◆ EXERCISE AIM ◆
Make an exact copy of every entry below, with the pictures left out.

◆ DATA PROVIDED ◆
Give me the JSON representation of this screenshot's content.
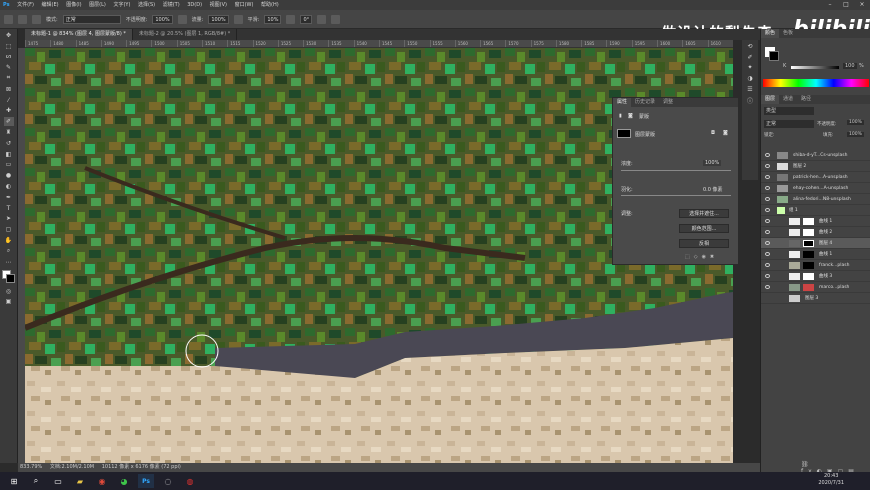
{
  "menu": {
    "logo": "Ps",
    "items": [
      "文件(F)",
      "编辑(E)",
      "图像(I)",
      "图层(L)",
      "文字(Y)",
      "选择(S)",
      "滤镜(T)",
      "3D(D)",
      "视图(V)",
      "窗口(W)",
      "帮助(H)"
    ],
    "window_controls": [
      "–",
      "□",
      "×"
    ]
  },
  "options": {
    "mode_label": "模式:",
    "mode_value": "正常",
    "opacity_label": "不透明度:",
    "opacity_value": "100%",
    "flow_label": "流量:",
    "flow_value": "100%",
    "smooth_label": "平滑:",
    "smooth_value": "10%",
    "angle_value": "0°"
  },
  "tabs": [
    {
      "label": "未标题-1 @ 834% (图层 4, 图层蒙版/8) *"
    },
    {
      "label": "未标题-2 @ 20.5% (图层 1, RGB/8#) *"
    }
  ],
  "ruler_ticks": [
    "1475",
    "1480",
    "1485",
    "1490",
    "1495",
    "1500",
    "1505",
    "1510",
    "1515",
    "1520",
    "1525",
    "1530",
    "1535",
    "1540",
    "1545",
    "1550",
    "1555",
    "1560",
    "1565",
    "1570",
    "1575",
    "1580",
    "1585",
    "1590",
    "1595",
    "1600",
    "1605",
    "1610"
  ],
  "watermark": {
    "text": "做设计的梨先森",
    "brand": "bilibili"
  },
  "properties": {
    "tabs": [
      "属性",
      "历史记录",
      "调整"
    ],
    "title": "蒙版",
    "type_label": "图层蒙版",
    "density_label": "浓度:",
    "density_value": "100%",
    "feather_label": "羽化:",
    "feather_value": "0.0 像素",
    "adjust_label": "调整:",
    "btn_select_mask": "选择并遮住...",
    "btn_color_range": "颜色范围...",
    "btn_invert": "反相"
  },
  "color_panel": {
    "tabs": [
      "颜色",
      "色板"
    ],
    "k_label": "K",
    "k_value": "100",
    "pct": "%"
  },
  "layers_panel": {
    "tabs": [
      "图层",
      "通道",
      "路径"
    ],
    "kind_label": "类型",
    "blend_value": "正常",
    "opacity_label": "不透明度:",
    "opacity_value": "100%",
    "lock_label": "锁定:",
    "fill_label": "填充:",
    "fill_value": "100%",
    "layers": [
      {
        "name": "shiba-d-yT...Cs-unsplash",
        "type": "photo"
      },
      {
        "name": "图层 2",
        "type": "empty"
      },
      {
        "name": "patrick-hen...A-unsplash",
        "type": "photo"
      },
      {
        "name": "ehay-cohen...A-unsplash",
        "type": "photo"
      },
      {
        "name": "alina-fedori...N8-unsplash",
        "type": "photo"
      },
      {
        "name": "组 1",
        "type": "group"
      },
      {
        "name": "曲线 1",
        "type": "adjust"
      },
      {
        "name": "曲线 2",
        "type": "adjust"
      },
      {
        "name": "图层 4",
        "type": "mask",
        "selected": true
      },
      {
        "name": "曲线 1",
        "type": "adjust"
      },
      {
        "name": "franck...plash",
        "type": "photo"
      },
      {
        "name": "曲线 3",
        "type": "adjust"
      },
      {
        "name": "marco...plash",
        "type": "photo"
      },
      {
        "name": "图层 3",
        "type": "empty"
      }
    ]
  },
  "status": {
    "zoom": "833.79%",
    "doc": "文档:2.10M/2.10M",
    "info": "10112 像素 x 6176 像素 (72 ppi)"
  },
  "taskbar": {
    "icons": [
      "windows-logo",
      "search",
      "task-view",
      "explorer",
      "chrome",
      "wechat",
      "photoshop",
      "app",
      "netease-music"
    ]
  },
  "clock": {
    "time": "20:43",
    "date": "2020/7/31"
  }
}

◆ SOLUTION TO THIS EXERCISE ◆
Give me the JSON representation of this screenshot's content.
{
  "menu": {
    "logo": "Ps",
    "items": [
      "文件(F)",
      "编辑(E)",
      "图像(I)",
      "图层(L)",
      "文字(Y)",
      "选择(S)",
      "滤镜(T)",
      "3D(D)",
      "视图(V)",
      "窗口(W)",
      "帮助(H)"
    ],
    "window_controls": [
      "–",
      "□",
      "×"
    ]
  },
  "options": {
    "mode_label": "模式:",
    "mode_value": "正常",
    "opacity_label": "不透明度:",
    "opacity_value": "100%",
    "flow_label": "流量:",
    "flow_value": "100%",
    "smooth_label": "平滑:",
    "smooth_value": "10%",
    "angle_value": "0°"
  },
  "tabs": [
    {
      "label": "未标题-1 @ 834% (图层 4, 图层蒙版/8) *"
    },
    {
      "label": "未标题-2 @ 20.5% (图层 1, RGB/8#) *"
    }
  ],
  "ruler_ticks": [
    "1475",
    "1480",
    "1485",
    "1490",
    "1495",
    "1500",
    "1505",
    "1510",
    "1515",
    "1520",
    "1525",
    "1530",
    "1535",
    "1540",
    "1545",
    "1550",
    "1555",
    "1560",
    "1565",
    "1570",
    "1575",
    "1580",
    "1585",
    "1590",
    "1595",
    "1600",
    "1605",
    "1610"
  ],
  "watermark": {
    "text": "做设计的梨先森",
    "brand": "bilibili"
  },
  "properties": {
    "tabs": [
      "属性",
      "历史记录",
      "调整"
    ],
    "title": "蒙版",
    "type_label": "图层蒙版",
    "density_label": "浓度:",
    "density_value": "100%",
    "feather_label": "羽化:",
    "feather_value": "0.0 像素",
    "adjust_label": "调整:",
    "btn_select_mask": "选择并遮住...",
    "btn_color_range": "颜色范围...",
    "btn_invert": "反相"
  },
  "color_panel": {
    "tabs": [
      "颜色",
      "色板"
    ],
    "k_label": "K",
    "k_value": "100",
    "pct": "%"
  },
  "layers_panel": {
    "tabs": [
      "图层",
      "通道",
      "路径"
    ],
    "kind_label": "类型",
    "blend_value": "正常",
    "opacity_label": "不透明度:",
    "opacity_value": "100%",
    "lock_label": "锁定:",
    "fill_label": "填充:",
    "fill_value": "100%",
    "layers": [
      {
        "name": "shiba-d-yT...Cs-unsplash",
        "type": "photo"
      },
      {
        "name": "图层 2",
        "type": "empty"
      },
      {
        "name": "patrick-hen...A-unsplash",
        "type": "photo"
      },
      {
        "name": "ehay-cohen...A-unsplash",
        "type": "photo"
      },
      {
        "name": "alina-fedori...N8-unsplash",
        "type": "photo"
      },
      {
        "name": "组 1",
        "type": "group"
      },
      {
        "name": "曲线 1",
        "type": "adjust"
      },
      {
        "name": "曲线 2",
        "type": "adjust"
      },
      {
        "name": "图层 4",
        "type": "mask",
        "selected": true
      },
      {
        "name": "曲线 1",
        "type": "adjust"
      },
      {
        "name": "franck...plash",
        "type": "photo"
      },
      {
        "name": "曲线 3",
        "type": "adjust"
      },
      {
        "name": "marco...plash",
        "type": "photo"
      },
      {
        "name": "图层 3",
        "type": "empty"
      }
    ]
  },
  "status": {
    "zoom": "833.79%",
    "doc": "文档:2.10M/2.10M",
    "info": "10112 像素 x 6176 像素 (72 ppi)"
  },
  "taskbar": {
    "icons": [
      "windows-logo",
      "search",
      "task-view",
      "explorer",
      "chrome",
      "wechat",
      "photoshop",
      "app",
      "netease-music"
    ]
  },
  "clock": {
    "time": "20:43",
    "date": "2020/7/31"
  }
}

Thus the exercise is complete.